## What the task asks
What is needed here is a word-for-word copy of all the entries below.

Excerpts from an interface dataset
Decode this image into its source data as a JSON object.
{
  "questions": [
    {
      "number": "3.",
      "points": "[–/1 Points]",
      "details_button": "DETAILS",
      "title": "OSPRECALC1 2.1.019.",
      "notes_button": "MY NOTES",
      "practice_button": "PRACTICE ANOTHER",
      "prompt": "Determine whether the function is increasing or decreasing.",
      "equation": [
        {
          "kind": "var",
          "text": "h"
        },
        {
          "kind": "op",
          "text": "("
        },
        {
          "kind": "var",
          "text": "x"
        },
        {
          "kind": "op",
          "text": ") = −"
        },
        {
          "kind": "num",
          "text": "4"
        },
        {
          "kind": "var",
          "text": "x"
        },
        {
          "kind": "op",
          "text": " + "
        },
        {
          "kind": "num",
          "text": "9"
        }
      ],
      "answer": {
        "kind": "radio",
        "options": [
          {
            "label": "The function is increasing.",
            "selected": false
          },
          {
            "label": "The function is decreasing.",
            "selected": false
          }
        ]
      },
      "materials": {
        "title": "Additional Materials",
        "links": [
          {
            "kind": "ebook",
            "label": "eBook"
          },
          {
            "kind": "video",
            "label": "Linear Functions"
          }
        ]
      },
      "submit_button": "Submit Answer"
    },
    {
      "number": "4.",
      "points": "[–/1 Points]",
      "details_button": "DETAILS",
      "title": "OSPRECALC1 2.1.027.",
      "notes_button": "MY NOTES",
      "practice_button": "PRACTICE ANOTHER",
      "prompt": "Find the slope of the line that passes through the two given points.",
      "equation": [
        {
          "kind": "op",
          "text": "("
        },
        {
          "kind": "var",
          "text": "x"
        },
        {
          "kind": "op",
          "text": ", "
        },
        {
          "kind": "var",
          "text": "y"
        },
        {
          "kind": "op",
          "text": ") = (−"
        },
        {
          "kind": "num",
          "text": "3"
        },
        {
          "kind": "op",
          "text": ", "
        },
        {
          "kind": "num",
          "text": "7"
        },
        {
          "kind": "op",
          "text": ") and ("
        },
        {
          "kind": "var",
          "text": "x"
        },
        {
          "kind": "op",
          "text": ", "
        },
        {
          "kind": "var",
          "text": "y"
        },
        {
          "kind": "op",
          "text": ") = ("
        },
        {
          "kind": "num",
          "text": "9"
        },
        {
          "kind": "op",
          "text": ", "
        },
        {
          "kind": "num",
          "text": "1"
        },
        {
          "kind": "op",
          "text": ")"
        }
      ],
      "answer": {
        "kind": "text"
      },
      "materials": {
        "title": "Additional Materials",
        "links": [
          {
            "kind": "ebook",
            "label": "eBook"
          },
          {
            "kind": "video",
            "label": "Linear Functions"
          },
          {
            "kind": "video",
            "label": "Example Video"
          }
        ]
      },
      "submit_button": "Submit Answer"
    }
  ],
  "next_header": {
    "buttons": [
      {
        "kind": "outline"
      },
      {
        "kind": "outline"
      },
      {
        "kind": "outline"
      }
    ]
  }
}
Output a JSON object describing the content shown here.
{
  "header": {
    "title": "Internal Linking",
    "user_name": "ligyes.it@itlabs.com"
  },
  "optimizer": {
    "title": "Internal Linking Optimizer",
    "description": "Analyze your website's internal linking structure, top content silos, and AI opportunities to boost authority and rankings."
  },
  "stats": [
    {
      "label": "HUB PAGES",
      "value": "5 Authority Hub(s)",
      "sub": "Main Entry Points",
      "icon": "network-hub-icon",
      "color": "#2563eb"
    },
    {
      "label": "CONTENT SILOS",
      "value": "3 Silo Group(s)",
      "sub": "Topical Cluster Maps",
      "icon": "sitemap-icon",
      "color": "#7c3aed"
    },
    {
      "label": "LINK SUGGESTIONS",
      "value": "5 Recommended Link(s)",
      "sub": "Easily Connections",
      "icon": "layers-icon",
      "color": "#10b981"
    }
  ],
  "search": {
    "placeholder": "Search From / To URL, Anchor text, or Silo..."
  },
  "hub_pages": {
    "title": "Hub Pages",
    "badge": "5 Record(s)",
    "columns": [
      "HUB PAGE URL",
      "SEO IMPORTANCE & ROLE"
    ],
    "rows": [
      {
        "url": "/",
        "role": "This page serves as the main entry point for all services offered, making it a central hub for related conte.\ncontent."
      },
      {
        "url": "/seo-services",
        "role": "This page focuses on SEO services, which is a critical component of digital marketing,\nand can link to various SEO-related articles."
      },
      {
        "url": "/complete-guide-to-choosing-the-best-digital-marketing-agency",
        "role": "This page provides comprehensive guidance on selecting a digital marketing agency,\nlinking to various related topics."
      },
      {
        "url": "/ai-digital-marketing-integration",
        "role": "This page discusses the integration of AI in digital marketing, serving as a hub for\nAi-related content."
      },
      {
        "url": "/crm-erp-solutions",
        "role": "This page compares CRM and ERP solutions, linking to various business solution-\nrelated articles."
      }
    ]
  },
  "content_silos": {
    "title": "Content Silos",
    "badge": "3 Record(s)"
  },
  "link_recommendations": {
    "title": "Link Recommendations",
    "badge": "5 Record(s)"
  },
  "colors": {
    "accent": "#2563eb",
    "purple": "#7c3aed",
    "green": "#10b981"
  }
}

## Answer to this exercise
Decode this image into its source data as a JSON object.
{
  "questions": [
    {
      "number": "3.",
      "points": "[–/1 Points]",
      "details_button": "DETAILS",
      "title": "OSPRECALC1 2.1.019.",
      "notes_button": "MY NOTES",
      "practice_button": "PRACTICE ANOTHER",
      "prompt": "Determine whether the function is increasing or decreasing.",
      "equation": [
        {
          "kind": "var",
          "text": "h"
        },
        {
          "kind": "op",
          "text": "("
        },
        {
          "kind": "var",
          "text": "x"
        },
        {
          "kind": "op",
          "text": ") = −"
        },
        {
          "kind": "num",
          "text": "4"
        },
        {
          "kind": "var",
          "text": "x"
        },
        {
          "kind": "op",
          "text": " + "
        },
        {
          "kind": "num",
          "text": "9"
        }
      ],
      "answer": {
        "kind": "radio",
        "options": [
          {
            "label": "The function is increasing.",
            "selected": false
          },
          {
            "label": "The function is decreasing.",
            "selected": false
          }
        ]
      },
      "materials": {
        "title": "Additional Materials",
        "links": [
          {
            "kind": "ebook",
            "label": "eBook"
          },
          {
            "kind": "video",
            "label": "Linear Functions"
          }
        ]
      },
      "submit_button": "Submit Answer"
    },
    {
      "number": "4.",
      "points": "[–/1 Points]",
      "details_button": "DETAILS",
      "title": "OSPRECALC1 2.1.027.",
      "notes_button": "MY NOTES",
      "practice_button": "PRACTICE ANOTHER",
      "prompt": "Find the slope of the line that passes through the two given points.",
      "equation": [
        {
          "kind": "op",
          "text": "("
        },
        {
          "kind": "var",
          "text": "x"
        },
        {
          "kind": "op",
          "text": ", "
        },
        {
          "kind": "var",
          "text": "y"
        },
        {
          "kind": "op",
          "text": ") = (−"
        },
        {
          "kind": "num",
          "text": "3"
        },
        {
          "kind": "op",
          "text": ", "
        },
        {
          "kind": "num",
          "text": "7"
        },
        {
          "kind": "op",
          "text": ") and ("
        },
        {
          "kind": "var",
          "text": "x"
        },
        {
          "kind": "op",
          "text": ", "
        },
        {
          "kind": "var",
          "text": "y"
        },
        {
          "kind": "op",
          "text": ") = ("
        },
        {
          "kind": "num",
          "text": "9"
        },
        {
          "kind": "op",
          "text": ", "
        },
        {
          "kind": "num",
          "text": "1"
        },
        {
          "kind": "op",
          "text": ")"
        }
      ],
      "answer": {
        "kind": "text"
      },
      "materials": {
        "title": "Additional Materials",
        "links": [
          {
            "kind": "ebook",
            "label": "eBook"
          },
          {
            "kind": "video",
            "label": "Linear Functions"
          },
          {
            "kind": "video",
            "label": "Example Video"
          }
        ]
      },
      "submit_button": "Submit Answer"
    }
  ],
  "next_header": {
    "buttons": [
      {
        "kind": "outline"
      },
      {
        "kind": "outline"
      },
      {
        "kind": "outline"
      }
    ]
  }
}
Output a JSON object describing the content shown here.
{
  "header": {
    "title": "Internal Linking",
    "user_name": "ligyes.it@itlabs.com"
  },
  "optimizer": {
    "title": "Internal Linking Optimizer",
    "description": "Analyze your website's internal linking structure, top content silos, and AI opportunities to boost authority and rankings."
  },
  "stats": [
    {
      "label": "HUB PAGES",
      "value": "5 Authority Hub(s)",
      "sub": "Main Entry Points",
      "icon": "network-hub-icon",
      "color": "#2563eb"
    },
    {
      "label": "CONTENT SILOS",
      "value": "3 Silo Group(s)",
      "sub": "Topical Cluster Maps",
      "icon": "sitemap-icon",
      "color": "#7c3aed"
    },
    {
      "label": "LINK SUGGESTIONS",
      "value": "5 Recommended Link(s)",
      "sub": "Easily Connections",
      "icon": "layers-icon",
      "color": "#10b981"
    }
  ],
  "search": {
    "placeholder": "Search From / To URL, Anchor text, or Silo..."
  },
  "hub_pages": {
    "title": "Hub Pages",
    "badge": "5 Record(s)",
    "columns": [
      "HUB PAGE URL",
      "SEO IMPORTANCE & ROLE"
    ],
    "rows": [
      {
        "url": "/",
        "role": "This page serves as the main entry point for all services offered, making it a central hub for related conte.\ncontent."
      },
      {
        "url": "/seo-services",
        "role": "This page focuses on SEO services, which is a critical component of digital marketing,\nand can link to various SEO-related articles."
      },
      {
        "url": "/complete-guide-to-choosing-the-best-digital-marketing-agency",
        "role": "This page provides comprehensive guidance on selecting a digital marketing agency,\nlinking to various related topics."
      },
      {
        "url": "/ai-digital-marketing-integration",
        "role": "This page discusses the integration of AI in digital marketing, serving as a hub for\nAi-related content."
      },
      {
        "url": "/crm-erp-solutions",
        "role": "This page compares CRM and ERP solutions, linking to various business solution-\nrelated articles."
      }
    ]
  },
  "content_silos": {
    "title": "Content Silos",
    "badge": "3 Record(s)"
  },
  "link_recommendations": {
    "title": "Link Recommendations",
    "badge": "5 Record(s)"
  },
  "colors": {
    "accent": "#2563eb",
    "purple": "#7c3aed",
    "green": "#10b981"
  }
}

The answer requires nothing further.